What you will do: Every entry must be echoed exactly.

Data extract:
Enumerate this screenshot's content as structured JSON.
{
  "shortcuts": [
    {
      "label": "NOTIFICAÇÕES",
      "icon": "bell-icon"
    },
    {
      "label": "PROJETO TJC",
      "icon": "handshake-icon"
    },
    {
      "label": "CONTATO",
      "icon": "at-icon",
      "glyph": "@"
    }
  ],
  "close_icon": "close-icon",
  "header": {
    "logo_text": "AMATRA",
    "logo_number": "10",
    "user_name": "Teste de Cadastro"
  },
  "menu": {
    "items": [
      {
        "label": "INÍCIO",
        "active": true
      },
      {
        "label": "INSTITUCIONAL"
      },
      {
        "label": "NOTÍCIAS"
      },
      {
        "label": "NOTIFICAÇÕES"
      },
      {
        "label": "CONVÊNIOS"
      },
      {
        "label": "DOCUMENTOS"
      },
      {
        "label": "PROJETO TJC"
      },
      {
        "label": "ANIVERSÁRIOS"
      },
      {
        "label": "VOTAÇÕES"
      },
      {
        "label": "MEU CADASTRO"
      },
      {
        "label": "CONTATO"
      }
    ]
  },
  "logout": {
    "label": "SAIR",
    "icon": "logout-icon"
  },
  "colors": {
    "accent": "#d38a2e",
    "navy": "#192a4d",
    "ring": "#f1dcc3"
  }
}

Output:
Enumerate this screenshot's content as structured JSON.
{
  "shortcuts": [
    {
      "label": "NOTIFICAÇÕES",
      "icon": "bell-icon"
    },
    {
      "label": "PROJETO TJC",
      "icon": "handshake-icon"
    },
    {
      "label": "CONTATO",
      "icon": "at-icon",
      "glyph": "@"
    }
  ],
  "close_icon": "close-icon",
  "header": {
    "logo_text": "AMATRA",
    "logo_number": "10",
    "user_name": "Teste de Cadastro"
  },
  "menu": {
    "items": [
      {
        "label": "INÍCIO",
        "active": true
      },
      {
        "label": "INSTITUCIONAL"
      },
      {
        "label": "NOTÍCIAS"
      },
      {
        "label": "NOTIFICAÇÕES"
      },
      {
        "label": "CONVÊNIOS"
      },
      {
        "label": "DOCUMENTOS"
      },
      {
        "label": "PROJETO TJC"
      },
      {
        "label": "ANIVERSÁRIOS"
      },
      {
        "label": "VOTAÇÕES"
      },
      {
        "label": "MEU CADASTRO"
      },
      {
        "label": "CONTATO"
      }
    ]
  },
  "logout": {
    "label": "SAIR",
    "icon": "logout-icon"
  },
  "colors": {
    "accent": "#d38a2e",
    "navy": "#192a4d",
    "ring": "#f1dcc3"
  }
}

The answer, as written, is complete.